Thursday, January 21, 2016

  • 8:30-2:30 Kinder field trip
  • 8:50-9:40 PLC Lesson Plan Feedback - 2nd grade
  • 9:45-10:35 PLC Lesson Plan Feedback - Kindergarten
  • 10:40-11:30 PLC Lesson Plan Feedback - 1st grade
  • 12:05-12:55 PLC Lesson Plan Feedback - 3rd grade
  • 1:00-1:50 PLC Lesson Plan Feedback - 4th grade
  • 1:55-2:45 PLC Lesson Plan Feedback - 5th grade
  • 3:15-4:00 After-School Tutoring
  • 3:15-4:45 Girls Scouts in the auditorium
  • 6:00-7:00 PTO Meeting (tentative)

Friday, January 22, 2016

  • 11:20-12:00 PLC Lesson Plan Feedback - Pre-K


  • 1/28 Kimball Feeder Principals' meeting 9am-12pm
  • 1/29 Parent Lunch
  • 2/2 Practice STAAR & Common Assessments - Reading
  • 2/3 Practice STAAR & Common Assessments - Math
  • 2/4 Practice STAAR - Writing & Science
  • 100 Days of School!
  • 2/5 DDI 3rd-5th grades

L.O. Donald 2015-16 Campus Priorities

  • Improve academic achievement through data-driven and small group instruction.
  • Build a strong, achievement-oriented campus culture.
  • Improve parent involvement and school-community relationships.

L.O. Donald Elementary

Committed to preparing 100% of students for college

L.O. Donald 2015-16 Goals

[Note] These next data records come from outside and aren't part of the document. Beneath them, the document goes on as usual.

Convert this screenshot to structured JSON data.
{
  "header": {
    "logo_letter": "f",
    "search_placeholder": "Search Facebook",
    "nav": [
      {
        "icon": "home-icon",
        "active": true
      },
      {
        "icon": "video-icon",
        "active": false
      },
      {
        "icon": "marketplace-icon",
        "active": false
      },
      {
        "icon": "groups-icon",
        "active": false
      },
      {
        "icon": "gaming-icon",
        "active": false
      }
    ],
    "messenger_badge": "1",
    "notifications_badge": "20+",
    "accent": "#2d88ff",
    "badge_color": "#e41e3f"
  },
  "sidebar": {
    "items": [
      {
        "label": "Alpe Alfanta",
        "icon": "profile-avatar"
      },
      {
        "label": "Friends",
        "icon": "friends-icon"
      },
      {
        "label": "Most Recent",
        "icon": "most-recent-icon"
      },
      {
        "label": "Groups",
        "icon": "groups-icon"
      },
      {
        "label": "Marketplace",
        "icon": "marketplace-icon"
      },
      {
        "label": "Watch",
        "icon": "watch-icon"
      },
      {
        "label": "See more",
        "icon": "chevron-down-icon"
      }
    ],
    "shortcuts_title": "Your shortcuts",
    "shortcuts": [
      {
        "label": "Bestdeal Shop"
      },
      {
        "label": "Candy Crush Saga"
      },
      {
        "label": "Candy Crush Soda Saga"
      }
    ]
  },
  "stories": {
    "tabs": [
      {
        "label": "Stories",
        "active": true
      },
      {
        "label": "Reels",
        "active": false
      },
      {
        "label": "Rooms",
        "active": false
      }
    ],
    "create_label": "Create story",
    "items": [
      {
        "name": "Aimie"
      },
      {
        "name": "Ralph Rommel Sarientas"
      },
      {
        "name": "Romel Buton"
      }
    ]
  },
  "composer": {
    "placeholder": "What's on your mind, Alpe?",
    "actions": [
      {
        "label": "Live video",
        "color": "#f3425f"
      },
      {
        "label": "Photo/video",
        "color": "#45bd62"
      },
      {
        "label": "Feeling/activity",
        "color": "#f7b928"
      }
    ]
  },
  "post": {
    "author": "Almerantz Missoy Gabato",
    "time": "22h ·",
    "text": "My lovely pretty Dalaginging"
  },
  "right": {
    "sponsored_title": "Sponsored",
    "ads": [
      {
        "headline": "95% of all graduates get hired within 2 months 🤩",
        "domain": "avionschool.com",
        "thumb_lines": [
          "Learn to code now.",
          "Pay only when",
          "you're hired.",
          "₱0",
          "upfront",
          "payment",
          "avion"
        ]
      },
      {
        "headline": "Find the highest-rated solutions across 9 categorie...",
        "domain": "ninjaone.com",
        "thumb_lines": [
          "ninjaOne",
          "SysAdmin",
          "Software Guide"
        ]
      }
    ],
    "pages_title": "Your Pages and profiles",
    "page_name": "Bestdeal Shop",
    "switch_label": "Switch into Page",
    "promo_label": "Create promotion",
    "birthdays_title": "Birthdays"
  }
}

  • 80% of students will meet the passing standard on STAAR reading/math in grades 3-5.
  • 70% of students will meet the passing standard on STAAR writing in grade 4.
  • 85% of students will meet the passing standard on STAAR science in grade 5.
  • 80% of students will perform on or above grade level on the Iowa/Logramos K-2